■ Work task
Below is a block of records. Copy every line in it that contains the word "icon".

Extracted data entries:

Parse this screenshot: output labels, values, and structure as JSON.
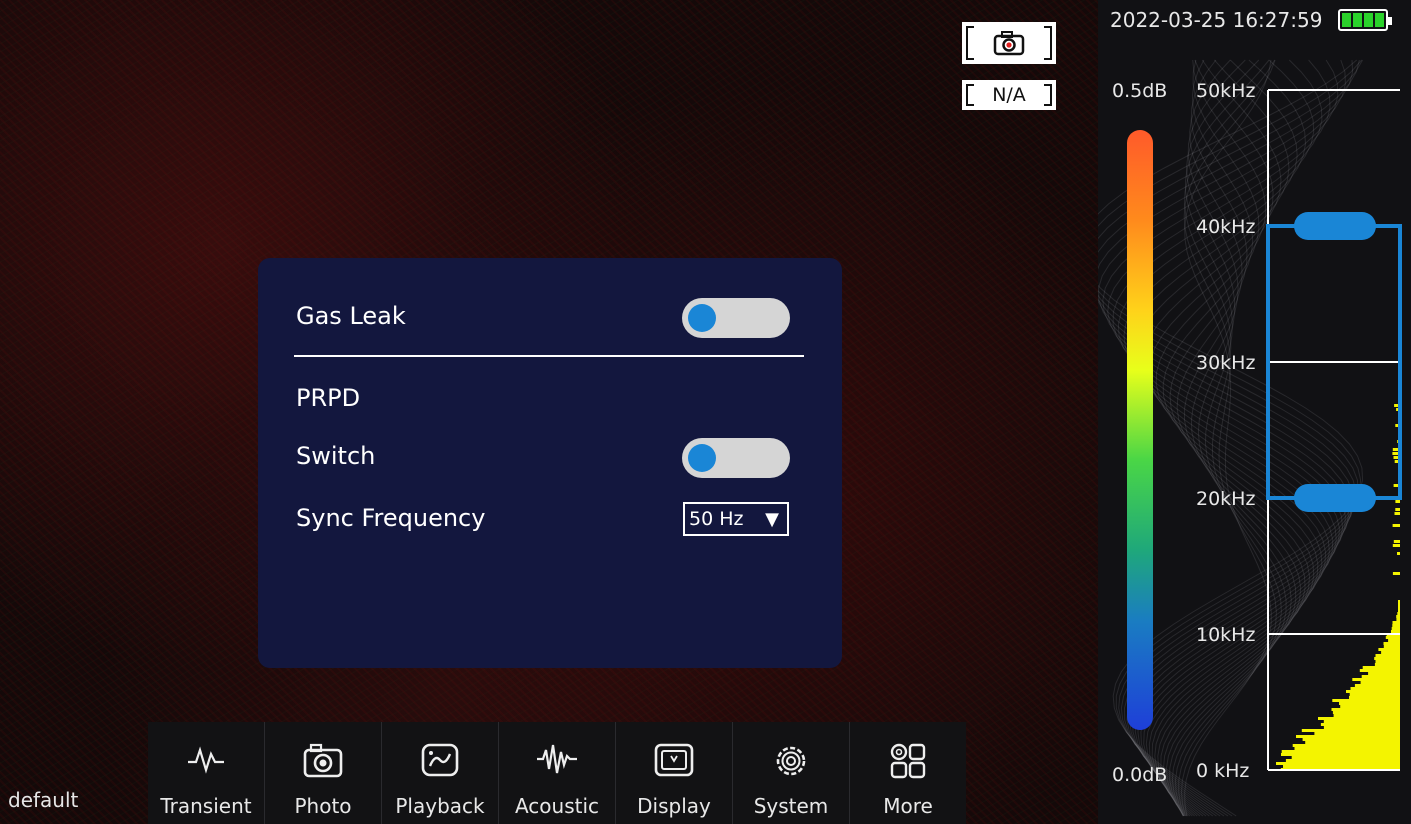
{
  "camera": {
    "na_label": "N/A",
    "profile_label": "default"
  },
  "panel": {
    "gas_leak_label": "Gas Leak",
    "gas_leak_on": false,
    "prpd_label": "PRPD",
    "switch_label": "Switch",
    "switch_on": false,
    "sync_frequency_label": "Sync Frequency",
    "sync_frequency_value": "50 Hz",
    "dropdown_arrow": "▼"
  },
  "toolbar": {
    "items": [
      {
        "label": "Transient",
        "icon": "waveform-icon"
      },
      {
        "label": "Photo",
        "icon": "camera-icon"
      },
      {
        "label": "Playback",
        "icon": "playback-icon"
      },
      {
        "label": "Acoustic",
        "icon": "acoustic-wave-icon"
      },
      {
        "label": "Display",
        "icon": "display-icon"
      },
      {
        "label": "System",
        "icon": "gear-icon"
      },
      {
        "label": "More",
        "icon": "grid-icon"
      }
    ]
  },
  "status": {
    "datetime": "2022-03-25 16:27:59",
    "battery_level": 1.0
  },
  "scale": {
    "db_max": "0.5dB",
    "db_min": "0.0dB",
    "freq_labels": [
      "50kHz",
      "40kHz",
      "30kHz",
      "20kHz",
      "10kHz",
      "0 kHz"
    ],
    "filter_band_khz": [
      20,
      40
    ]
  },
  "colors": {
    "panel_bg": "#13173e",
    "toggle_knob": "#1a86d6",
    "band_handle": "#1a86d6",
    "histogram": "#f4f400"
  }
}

■ Exercise output
        "icon": "waveform-icon"
        "icon": "camera-icon"
        "icon": "playback-icon"
        "icon": "acoustic-wave-icon"
        "icon": "display-icon"
        "icon": "gear-icon"
        "icon": "grid-icon"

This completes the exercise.